Q: My outlet is not working in my bathroom, kitchen, basement, garage or outside but there is no GFI reset button on the outlet. What should I do?

A: Look for a tripped GFI in another location. When GFI protection was first introduced, many electricians would protect one outlet from another in a remote, and sometimes distant location. Since these are the areas that ground fault protection is most often required, if you have an outlet not working in one of these locations, look for a tripped GFI in another one of these locations before calling an electrician.

Q: I have been told my electric panel is obsolete or no longer safe, is this true?

A: In many cases if your panel is more than thirty years old, it may be time to replace it due to obsolescence or safety reasons. Certain manufacturers are red flags for this problem. If your panel is Federal Pacific or Zinsco you may want to consider replacement in the near future. These panels are no longer manufactured and have been proven unreliable to safely open circuits in the event of a fault or overload. Other things to look for: 1- Rust or corrosion on the panel or cover; 2- Fuses; 3- The outer sheath of the service cable on the exterior of your house has deteriorated (this allows water to enter the meter base and panel).

Q: My breaker trips when I use multiple appliances in my kitchen. What can be done to resolve this?

A: Kitchen counter appliances tend to be some of the highest electrical loads for portable appliances, particularly those with heating elements. It is not uncommon for any two kitchen appliances to trip a circuit breaker. If you’re not able to control the problem by staggering the use of these appliances or plugging into different outlets, the solution for this is to have a new circuit installed at the location of these appliances.

Q: My friend has offered to do some wiring for me. Why shouldn’t I have him do the work and save money?

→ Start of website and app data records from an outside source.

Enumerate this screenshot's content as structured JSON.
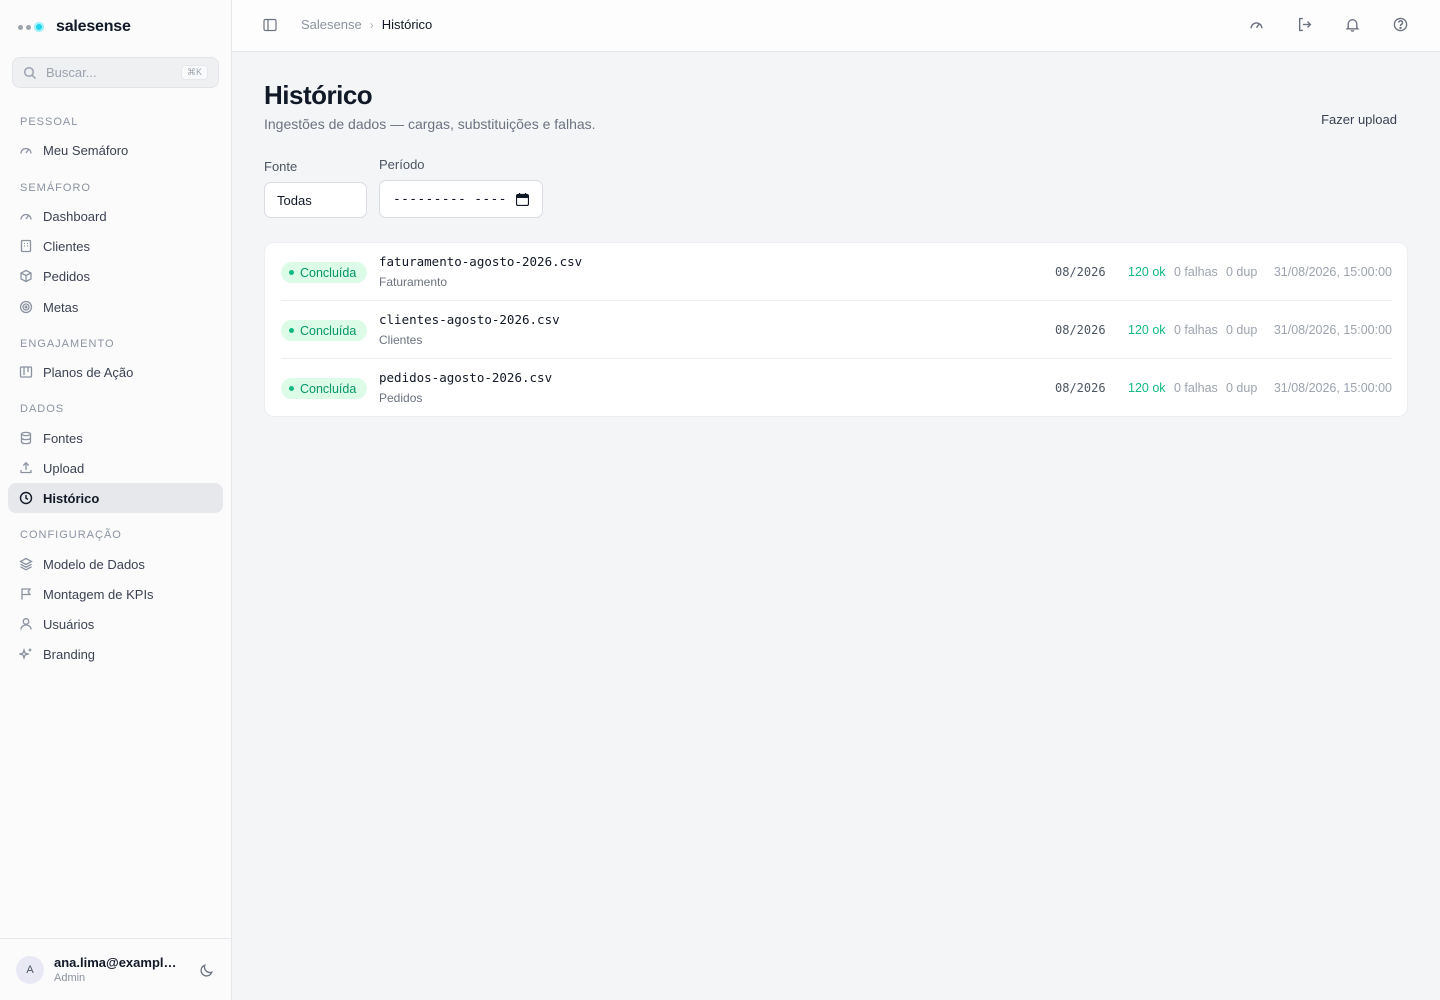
{
  "brand": {
    "name": "salesense"
  },
  "search": {
    "placeholder": "Buscar...",
    "shortcut": "⌘K"
  },
  "sidebar": {
    "sections": [
      {
        "title": "PESSOAL",
        "items": [
          {
            "label": "Meu Semáforo",
            "icon": "gauge-icon"
          }
        ]
      },
      {
        "title": "SEMÁFORO",
        "items": [
          {
            "label": "Dashboard",
            "icon": "gauge-icon"
          },
          {
            "label": "Clientes",
            "icon": "building-icon"
          },
          {
            "label": "Pedidos",
            "icon": "package-icon"
          },
          {
            "label": "Metas",
            "icon": "target-icon"
          }
        ]
      },
      {
        "title": "ENGAJAMENTO",
        "items": [
          {
            "label": "Planos de Ação",
            "icon": "kanban-icon"
          }
        ]
      },
      {
        "title": "DADOS",
        "items": [
          {
            "label": "Fontes",
            "icon": "database-icon"
          },
          {
            "label": "Upload",
            "icon": "upload-icon"
          },
          {
            "label": "Histórico",
            "icon": "clock-icon",
            "active": true
          }
        ]
      },
      {
        "title": "CONFIGURAÇÃO",
        "items": [
          {
            "label": "Modelo de Dados",
            "icon": "layers-icon"
          },
          {
            "label": "Montagem de KPIs",
            "icon": "flag-icon"
          },
          {
            "label": "Usuários",
            "icon": "user-icon"
          },
          {
            "label": "Branding",
            "icon": "sparkles-icon"
          }
        ]
      }
    ]
  },
  "user": {
    "initial": "A",
    "email": "ana.lima@example.com",
    "role": "Admin"
  },
  "topbar": {
    "breadcrumb_root": "Salesense",
    "breadcrumb_current": "Histórico",
    "icons": [
      "gauge-icon",
      "logout-icon",
      "bell-icon",
      "help-icon"
    ]
  },
  "page": {
    "title": "Histórico",
    "subtitle": "Ingestões de dados — cargas, substituições e falhas.",
    "upload_label": "Fazer upload"
  },
  "filters": {
    "source_label": "Fonte",
    "source_value": "Todas",
    "period_label": "Período",
    "period_value": "--------- ----"
  },
  "ingestions": [
    {
      "status": "Concluída",
      "file": "faturamento-agosto-2026.csv",
      "source": "Faturamento",
      "period": "08/2026",
      "ok": "120 ok",
      "failures": "0 falhas",
      "dup": "0 dup",
      "timestamp": "31/08/2026, 15:00:00"
    },
    {
      "status": "Concluída",
      "file": "clientes-agosto-2026.csv",
      "source": "Clientes",
      "period": "08/2026",
      "ok": "120 ok",
      "failures": "0 falhas",
      "dup": "0 dup",
      "timestamp": "31/08/2026, 15:00:00"
    },
    {
      "status": "Concluída",
      "file": "pedidos-agosto-2026.csv",
      "source": "Pedidos",
      "period": "08/2026",
      "ok": "120 ok",
      "failures": "0 falhas",
      "dup": "0 dup",
      "timestamp": "31/08/2026, 15:00:00"
    }
  ],
  "colors": {
    "accent": "#22d3ee",
    "success": "#10b981",
    "success_bg": "#dcfce7",
    "active_nav": "#e6e8eb"
  }
}
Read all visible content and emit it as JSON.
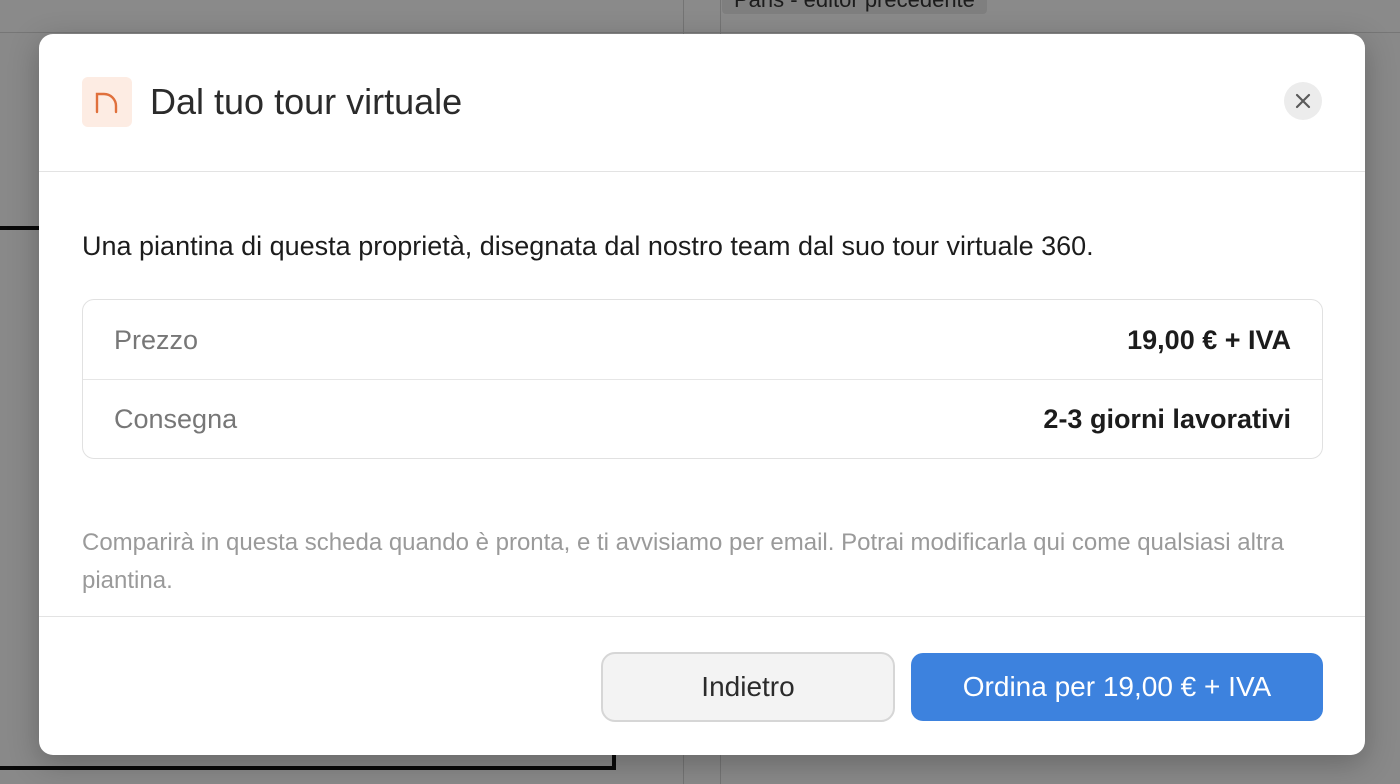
{
  "background": {
    "chip_text": "Paris - editor precedente"
  },
  "modal": {
    "title": "Dal tuo tour virtuale",
    "icon": "floorplan-arch-icon",
    "close_icon": "close-icon",
    "lead": "Una piantina di questa proprietà, disegnata dal nostro team dal suo tour virtuale 360.",
    "details": [
      {
        "label": "Prezzo",
        "value": "19,00 € + IVA"
      },
      {
        "label": "Consegna",
        "value": "2-3 giorni lavorativi"
      }
    ],
    "note": "Comparirà in questa scheda quando è pronta, e ti avvisiamo per email. Potrai modificarla qui come qualsiasi altra piantina.",
    "buttons": {
      "back": "Indietro",
      "order": "Ordina per 19,00 € + IVA"
    }
  },
  "colors": {
    "accent": "#3d82de",
    "icon_accent": "#e0703c",
    "icon_bg": "#fdece3"
  }
}
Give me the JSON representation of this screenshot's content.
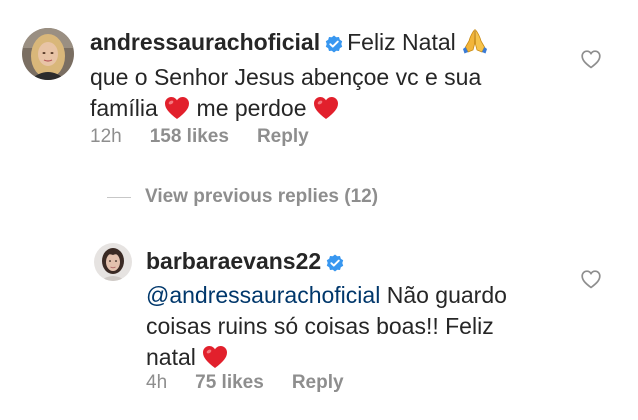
{
  "comment": {
    "username": "andressaurachoficial",
    "text_parts": [
      "Feliz Natal",
      "que o Senhor Jesus abençoe vc e sua",
      "família",
      "me perdoe"
    ],
    "time": "12h",
    "likes": "158 likes",
    "reply_label": "Reply",
    "avatar_icon": "avatar-blonde-woman",
    "verified_icon": "verified-badge-icon",
    "like_icon": "heart-outline-icon"
  },
  "view_replies": {
    "label": "View previous replies (12)"
  },
  "reply": {
    "username": "barbaraevans22",
    "mention": "@andressaurachoficial",
    "text_parts": [
      "Não guardo",
      "coisas ruins só coisas boas!! Feliz",
      "natal"
    ],
    "time": "4h",
    "likes": "75 likes",
    "reply_label": "Reply",
    "avatar_icon": "avatar-dark-hair-woman",
    "verified_icon": "verified-badge-icon",
    "like_icon": "heart-outline-icon"
  },
  "colors": {
    "verified": "#3897f0",
    "mention": "#00376b",
    "meta": "#8e8e8e",
    "heart_emoji": "#e2202c"
  }
}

A: While many people know enough to make an electric circuit operate, just the fact that it works doesn’t mean it was done safely and correctly. Anyone that lacks the proper insurance and licensing should immediately be dropped from your consideration. Beyond that, the National Electric Code is updated every 3 years and every electrical installation is required to comply with this code. Circuit breaker size, wire size, wire type, termination type, location, ground fault or arc fault protection are just some of the factors that need to be considered with every installation. Failure to do so can result in safety and fire hazards. They can also lead to future problems that will likely be identified and require correction when the house is being sold and a home inspection is performed. Be safe and protect your property, have it done correctly the first time.